When I was a teenager I used to like to wear short skirts. I did not favour the barely there, belt style, micro minis but rather a mid thigh length, straight skirt worn with thick tights and flat boots. My dad hated this look and told me that it did not suit me. I am not sure if this was because he did not like the short skirts or if he simply thought that they did not flatter me. As I have always had chunky legs in proportion to the rest of my body this may well have been true but was really beside the point. I wore the skirts because I enjoyed wearing them; end of argument.

I still have this attitude to clothes and I still have chunky legs. When I wear skirts and dresses that end a few inches above the knee I am not trying to look sexy or attractive, I just like these clothes. I dress in outfits that I enjoy wearing and neither want nor expect to attract attention. Given my advancing age I sometimes think that I should conform a little more, but then decide that this is not necessary; it is my body and I will dress as I like. If others think my style unattractive or unflattering then I can live with that. I don’t really expect to be noticed and I am comfortable with the way that I dress.

On my journey into town yesterday I was wearing trackies and a hoody (another look unlikely to flatter but very practical for a walk) so nobody could accuse me of trying to attract attention. I can only think that the man who made the comments noted that I was a woman alone on a deserted stretch of footpath between fields. I wonder if he thought that I was vulnerable. Once again the media promotes caution amongst women, suggesting that they do not go out alone for fear of attack. A lone woman is cast as a potential victim.

I am not going to live my life expecting to be victimised. When we read of a woman being attacked we should remember that large numbers travel freely and safely on a regular basis without coming to any harm. Most men are not assailants. There are some of course; it is possible to be caught in the wrong place at the wrong time and to be unlucky, but this is rare. I will not live my life behind locked doors nor view every strange man as an assaulter just because the media stirs up fear to gain attention.

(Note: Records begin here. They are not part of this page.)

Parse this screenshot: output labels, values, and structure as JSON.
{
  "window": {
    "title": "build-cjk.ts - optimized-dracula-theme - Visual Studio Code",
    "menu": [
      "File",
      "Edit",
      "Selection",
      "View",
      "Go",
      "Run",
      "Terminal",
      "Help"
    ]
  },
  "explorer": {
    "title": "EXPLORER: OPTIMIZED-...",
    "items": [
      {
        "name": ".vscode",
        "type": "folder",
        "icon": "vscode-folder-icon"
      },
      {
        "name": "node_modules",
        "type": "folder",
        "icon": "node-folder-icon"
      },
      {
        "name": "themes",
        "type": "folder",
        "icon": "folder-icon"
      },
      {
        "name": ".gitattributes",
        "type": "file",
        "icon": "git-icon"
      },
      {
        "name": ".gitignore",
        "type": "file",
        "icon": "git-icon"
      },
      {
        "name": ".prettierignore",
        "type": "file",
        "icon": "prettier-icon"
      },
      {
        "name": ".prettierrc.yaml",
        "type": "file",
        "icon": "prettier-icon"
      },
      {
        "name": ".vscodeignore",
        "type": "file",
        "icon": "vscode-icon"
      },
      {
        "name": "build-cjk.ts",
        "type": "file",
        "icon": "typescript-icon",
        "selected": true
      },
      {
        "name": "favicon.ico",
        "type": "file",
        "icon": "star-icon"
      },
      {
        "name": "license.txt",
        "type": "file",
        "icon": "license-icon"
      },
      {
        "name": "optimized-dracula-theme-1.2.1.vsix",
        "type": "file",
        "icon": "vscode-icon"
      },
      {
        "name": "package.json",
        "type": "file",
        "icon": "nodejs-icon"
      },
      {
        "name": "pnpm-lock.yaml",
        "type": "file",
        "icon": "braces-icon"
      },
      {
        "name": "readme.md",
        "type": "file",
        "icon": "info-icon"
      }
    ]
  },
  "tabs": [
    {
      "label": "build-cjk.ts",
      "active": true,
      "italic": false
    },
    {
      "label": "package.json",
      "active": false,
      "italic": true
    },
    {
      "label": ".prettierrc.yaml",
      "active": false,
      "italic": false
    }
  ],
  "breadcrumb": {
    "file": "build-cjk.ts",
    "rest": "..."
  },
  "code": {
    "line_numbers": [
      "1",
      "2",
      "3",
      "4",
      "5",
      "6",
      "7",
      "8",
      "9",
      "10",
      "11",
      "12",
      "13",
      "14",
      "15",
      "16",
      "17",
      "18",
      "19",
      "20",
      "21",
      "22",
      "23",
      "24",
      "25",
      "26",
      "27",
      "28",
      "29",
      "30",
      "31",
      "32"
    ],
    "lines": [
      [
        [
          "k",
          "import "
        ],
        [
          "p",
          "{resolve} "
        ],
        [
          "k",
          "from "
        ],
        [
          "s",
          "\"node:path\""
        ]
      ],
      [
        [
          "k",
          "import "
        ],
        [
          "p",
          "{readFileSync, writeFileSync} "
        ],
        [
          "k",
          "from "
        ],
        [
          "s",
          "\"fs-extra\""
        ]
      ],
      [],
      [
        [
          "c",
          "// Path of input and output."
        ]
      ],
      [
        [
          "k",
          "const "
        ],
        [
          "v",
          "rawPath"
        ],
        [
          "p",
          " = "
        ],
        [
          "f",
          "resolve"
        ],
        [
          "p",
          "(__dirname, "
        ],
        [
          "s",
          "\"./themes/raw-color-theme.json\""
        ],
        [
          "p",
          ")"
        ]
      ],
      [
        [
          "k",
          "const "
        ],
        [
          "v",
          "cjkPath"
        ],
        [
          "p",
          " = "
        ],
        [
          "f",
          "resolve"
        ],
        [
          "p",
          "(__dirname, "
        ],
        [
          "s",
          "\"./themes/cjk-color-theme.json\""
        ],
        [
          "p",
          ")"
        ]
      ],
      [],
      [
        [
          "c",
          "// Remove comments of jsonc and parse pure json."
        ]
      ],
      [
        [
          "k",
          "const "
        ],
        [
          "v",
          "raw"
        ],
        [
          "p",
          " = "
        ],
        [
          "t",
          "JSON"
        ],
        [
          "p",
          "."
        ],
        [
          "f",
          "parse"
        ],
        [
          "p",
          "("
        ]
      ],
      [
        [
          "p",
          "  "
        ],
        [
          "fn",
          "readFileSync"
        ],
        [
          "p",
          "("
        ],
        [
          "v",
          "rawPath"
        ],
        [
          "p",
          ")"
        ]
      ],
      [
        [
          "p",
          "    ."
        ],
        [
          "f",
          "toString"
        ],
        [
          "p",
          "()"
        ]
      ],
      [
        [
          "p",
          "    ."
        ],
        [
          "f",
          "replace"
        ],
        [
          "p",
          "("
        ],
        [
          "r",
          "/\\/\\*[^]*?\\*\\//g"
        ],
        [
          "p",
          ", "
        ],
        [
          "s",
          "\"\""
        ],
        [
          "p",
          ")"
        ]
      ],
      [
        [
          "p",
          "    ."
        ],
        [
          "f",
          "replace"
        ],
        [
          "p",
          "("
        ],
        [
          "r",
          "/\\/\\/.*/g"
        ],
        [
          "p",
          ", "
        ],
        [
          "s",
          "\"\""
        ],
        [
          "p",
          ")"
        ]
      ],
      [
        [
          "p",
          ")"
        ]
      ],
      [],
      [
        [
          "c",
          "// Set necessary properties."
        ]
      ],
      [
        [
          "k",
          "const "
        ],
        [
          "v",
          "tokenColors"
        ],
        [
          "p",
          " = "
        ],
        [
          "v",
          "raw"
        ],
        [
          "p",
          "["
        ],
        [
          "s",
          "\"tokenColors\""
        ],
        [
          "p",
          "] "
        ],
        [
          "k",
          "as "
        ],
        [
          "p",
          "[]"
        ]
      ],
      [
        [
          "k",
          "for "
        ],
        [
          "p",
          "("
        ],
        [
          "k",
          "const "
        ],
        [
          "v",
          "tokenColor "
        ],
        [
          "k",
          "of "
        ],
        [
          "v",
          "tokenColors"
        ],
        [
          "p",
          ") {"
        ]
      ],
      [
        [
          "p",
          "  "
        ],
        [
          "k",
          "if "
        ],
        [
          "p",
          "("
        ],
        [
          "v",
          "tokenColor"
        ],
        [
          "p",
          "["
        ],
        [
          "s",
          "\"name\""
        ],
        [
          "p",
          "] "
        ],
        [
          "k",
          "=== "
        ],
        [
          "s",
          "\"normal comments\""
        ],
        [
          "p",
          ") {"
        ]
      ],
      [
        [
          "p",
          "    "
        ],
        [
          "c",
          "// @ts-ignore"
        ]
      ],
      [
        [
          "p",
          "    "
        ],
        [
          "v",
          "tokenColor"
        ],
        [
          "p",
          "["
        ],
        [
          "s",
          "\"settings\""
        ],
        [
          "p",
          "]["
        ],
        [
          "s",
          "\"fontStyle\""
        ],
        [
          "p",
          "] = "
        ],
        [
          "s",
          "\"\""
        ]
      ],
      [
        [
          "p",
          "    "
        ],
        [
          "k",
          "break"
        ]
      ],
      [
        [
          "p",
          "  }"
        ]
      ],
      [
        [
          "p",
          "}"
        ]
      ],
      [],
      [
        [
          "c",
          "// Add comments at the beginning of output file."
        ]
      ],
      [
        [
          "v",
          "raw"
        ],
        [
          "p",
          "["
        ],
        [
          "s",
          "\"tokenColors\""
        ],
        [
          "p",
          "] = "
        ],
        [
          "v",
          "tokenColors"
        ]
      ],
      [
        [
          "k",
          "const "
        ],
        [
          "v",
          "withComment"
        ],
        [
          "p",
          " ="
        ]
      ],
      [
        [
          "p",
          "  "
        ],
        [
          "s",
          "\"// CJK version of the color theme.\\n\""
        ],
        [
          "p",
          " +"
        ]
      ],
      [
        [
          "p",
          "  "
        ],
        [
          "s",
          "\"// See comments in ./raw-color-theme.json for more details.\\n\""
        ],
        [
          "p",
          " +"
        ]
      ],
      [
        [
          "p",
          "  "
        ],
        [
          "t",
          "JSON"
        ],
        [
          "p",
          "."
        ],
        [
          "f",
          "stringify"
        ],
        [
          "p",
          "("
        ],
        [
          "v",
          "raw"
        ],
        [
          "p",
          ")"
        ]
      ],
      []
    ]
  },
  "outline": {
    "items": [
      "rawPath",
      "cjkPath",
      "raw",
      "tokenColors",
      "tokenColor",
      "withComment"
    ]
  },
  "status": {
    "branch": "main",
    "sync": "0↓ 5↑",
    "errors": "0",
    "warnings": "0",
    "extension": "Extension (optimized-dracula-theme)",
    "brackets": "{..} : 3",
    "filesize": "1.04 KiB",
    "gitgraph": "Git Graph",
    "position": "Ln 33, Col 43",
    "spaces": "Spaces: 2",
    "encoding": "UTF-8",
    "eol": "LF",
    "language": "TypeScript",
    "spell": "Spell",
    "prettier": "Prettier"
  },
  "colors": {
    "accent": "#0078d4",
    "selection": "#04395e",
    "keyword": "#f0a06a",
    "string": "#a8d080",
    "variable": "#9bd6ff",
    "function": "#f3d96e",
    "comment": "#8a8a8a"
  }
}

Having a teenage daughter I have to be careful of the advice that I give her on this subject. With her tall, willowy figure she looks fabulous in whatever outfit she chooses be it short skirts and strappy tops or jeans and a t shirt. When she goes out with her friends I advise her to travel with the pack and to keep her mobile phone to hand but I do not ban her from going alone to a meet up point. It would be impractical and unfair to stop her from going out or to suggest that I should accompany her every time. I have to allow her to gain her independence even if I do worry about her every step of the way. The simple precautions that can be taken to deal with ‘stranger danger’ are one thing but warning her against all men is too much of a sweeping condemnation of an entire gender. I have sons too.

I would be devastated if my daughter were attacked (and would be none too pleased if it happened to me) but I would also be devastated if she were run over by a car. I will not ban her from crossing roads and I will not ban her from going out to socialise. What I will do is to ensure that she understands the potential dangers and knows how to take steps to avoid them. I will trust the boys that she is friends with to treat her with respect and will not assume that they mean to harm her for their own gratification.

While people accept the premise that a girl who dresses provocatively deserves her fate if she is subsequently assaulted, the myth of a man’s inability to control his actions will be accepted and perpetuated. The sexist jokes will continue and the weaker men will absolve themselves of responsibility. All of us, male and female, need to take responsibility for what we do, but how we choose to dress shouldn’t come into it. Our conversation and actions are the indicators of how we wish to proceed. It is those that should be noted and, with the participants consent, may be acted on.